TO DO: Filtering the records below, copy only those lines that include the word "sidebar".

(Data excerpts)
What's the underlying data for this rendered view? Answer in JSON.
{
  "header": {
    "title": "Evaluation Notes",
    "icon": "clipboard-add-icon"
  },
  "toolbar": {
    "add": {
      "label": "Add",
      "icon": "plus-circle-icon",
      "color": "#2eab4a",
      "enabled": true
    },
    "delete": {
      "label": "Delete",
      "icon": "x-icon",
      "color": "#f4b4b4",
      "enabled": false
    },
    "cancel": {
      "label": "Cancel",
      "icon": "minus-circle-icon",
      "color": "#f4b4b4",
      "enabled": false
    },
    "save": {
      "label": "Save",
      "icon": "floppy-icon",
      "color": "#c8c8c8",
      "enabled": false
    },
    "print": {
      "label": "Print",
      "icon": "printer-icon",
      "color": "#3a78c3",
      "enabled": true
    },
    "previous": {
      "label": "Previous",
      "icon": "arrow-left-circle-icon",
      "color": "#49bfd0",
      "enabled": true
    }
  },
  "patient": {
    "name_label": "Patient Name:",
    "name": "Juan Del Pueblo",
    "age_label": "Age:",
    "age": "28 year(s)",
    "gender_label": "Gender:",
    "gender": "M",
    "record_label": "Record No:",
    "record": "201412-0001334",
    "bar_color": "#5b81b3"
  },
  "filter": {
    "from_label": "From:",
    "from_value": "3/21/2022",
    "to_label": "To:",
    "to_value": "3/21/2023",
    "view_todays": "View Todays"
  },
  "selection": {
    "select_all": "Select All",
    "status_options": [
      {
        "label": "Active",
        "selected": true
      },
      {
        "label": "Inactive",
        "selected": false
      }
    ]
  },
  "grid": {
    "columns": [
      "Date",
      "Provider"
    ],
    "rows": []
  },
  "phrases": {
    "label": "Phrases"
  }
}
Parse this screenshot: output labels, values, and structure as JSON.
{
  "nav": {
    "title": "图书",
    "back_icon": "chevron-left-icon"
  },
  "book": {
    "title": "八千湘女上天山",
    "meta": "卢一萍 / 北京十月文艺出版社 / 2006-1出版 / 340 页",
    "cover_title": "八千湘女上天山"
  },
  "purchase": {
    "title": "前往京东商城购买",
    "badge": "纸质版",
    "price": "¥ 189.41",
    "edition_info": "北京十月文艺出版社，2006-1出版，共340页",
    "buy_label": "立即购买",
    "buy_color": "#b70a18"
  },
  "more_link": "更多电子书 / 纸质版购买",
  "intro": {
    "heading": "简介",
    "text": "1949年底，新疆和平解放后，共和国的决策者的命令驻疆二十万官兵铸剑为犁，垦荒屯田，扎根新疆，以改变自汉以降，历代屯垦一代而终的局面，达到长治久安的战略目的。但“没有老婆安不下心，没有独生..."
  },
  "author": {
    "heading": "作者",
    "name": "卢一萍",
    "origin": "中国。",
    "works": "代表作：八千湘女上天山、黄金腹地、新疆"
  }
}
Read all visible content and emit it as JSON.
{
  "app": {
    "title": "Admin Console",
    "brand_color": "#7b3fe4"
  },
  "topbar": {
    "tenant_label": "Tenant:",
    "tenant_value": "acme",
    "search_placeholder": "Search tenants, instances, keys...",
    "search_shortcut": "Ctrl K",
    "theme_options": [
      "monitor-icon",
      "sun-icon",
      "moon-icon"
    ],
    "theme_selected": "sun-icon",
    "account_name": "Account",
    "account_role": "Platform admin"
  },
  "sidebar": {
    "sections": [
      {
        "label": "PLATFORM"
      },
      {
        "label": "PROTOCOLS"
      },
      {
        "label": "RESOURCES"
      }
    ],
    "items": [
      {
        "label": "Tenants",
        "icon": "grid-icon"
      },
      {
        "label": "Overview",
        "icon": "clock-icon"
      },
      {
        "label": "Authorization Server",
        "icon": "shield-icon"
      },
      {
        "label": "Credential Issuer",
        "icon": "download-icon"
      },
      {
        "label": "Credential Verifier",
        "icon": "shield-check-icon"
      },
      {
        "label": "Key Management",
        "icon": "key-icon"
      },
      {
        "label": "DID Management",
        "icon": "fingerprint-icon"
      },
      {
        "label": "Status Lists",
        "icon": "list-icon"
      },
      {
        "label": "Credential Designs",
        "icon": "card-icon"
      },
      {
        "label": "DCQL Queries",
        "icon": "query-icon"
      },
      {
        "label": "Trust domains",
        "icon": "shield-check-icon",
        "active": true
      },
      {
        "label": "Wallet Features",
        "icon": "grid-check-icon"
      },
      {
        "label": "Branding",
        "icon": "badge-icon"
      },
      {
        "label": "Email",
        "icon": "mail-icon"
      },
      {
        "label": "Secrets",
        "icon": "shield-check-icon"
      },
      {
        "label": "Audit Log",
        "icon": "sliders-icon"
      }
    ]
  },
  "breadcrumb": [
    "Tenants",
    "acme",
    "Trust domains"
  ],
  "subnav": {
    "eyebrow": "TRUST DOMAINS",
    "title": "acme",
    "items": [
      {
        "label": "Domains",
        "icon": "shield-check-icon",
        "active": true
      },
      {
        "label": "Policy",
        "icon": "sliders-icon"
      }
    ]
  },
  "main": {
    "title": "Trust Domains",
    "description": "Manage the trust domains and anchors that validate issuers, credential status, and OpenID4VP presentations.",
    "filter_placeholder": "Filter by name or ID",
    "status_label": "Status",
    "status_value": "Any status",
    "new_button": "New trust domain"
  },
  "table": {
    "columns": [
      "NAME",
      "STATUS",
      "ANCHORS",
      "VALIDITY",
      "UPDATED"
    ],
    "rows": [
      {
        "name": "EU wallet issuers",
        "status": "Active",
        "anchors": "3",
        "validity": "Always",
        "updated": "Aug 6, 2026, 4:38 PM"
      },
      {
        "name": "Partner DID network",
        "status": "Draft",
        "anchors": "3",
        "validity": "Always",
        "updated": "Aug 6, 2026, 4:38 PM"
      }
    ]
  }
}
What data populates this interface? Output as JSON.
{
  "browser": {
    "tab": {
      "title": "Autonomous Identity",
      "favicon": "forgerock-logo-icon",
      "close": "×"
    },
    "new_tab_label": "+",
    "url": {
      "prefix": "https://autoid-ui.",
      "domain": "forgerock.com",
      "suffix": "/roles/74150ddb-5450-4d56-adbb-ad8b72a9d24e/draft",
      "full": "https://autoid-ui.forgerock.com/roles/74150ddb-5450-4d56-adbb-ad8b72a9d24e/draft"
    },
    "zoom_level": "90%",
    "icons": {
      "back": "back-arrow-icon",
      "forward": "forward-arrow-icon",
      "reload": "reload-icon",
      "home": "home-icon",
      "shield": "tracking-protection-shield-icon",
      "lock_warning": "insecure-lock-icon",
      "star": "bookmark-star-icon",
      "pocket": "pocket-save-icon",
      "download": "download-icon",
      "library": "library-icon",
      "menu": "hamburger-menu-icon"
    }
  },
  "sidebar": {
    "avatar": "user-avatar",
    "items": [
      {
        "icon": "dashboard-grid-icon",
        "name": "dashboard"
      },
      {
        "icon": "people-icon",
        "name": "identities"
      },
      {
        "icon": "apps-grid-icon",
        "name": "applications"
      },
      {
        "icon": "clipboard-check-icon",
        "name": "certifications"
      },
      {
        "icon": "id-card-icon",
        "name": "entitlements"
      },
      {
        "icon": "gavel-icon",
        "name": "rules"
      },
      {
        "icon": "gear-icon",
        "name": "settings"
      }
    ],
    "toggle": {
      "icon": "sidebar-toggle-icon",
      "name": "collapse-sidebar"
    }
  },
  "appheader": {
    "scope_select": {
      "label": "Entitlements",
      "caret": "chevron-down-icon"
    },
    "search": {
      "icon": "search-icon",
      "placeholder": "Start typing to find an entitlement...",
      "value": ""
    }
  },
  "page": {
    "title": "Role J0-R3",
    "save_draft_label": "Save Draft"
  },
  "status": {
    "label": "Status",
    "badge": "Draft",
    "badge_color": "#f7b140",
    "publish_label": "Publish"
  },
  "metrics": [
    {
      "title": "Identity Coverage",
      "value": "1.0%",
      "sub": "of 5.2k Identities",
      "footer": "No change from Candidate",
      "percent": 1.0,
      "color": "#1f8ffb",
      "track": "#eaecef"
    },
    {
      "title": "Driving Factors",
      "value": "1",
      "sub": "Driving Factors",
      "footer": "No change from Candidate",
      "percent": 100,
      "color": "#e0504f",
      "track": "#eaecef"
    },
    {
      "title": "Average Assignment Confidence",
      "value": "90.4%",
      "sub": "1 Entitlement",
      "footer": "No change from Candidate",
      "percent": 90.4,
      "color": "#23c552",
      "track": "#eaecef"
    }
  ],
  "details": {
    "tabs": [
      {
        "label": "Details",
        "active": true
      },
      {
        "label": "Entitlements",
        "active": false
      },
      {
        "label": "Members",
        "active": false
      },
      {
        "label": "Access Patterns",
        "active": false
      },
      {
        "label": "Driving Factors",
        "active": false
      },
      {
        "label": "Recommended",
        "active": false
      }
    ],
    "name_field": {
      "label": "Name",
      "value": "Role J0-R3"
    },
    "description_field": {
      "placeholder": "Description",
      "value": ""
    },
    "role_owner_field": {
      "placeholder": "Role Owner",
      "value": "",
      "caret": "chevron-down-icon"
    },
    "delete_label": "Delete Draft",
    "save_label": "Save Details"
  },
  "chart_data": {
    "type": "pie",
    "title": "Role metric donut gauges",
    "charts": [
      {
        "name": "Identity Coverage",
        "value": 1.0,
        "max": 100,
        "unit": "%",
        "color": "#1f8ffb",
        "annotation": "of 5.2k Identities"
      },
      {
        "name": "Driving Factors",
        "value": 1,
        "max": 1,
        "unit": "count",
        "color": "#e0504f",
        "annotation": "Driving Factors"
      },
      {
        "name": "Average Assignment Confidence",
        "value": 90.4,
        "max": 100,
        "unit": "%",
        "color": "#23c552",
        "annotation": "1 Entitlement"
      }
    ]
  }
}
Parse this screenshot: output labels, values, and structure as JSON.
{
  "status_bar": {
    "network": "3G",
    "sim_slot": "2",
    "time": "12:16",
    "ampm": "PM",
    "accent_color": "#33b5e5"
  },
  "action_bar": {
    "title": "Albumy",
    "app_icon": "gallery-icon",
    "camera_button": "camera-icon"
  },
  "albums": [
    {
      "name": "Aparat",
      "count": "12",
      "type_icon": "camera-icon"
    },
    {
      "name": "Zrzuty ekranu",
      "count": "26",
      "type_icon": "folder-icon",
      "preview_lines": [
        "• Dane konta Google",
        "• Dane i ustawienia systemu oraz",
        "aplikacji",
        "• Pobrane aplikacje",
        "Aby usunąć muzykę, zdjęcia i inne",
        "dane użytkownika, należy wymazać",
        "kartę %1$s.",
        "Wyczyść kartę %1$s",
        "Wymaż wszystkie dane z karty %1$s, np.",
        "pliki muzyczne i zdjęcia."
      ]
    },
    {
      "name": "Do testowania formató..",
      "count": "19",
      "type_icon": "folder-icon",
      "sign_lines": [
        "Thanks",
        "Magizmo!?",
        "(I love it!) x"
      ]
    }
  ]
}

EXERCISE RESULT:
  "sidebar": {
  "sidebar": {
      "icon": "sidebar-toggle-icon",
      "name": "collapse-sidebar"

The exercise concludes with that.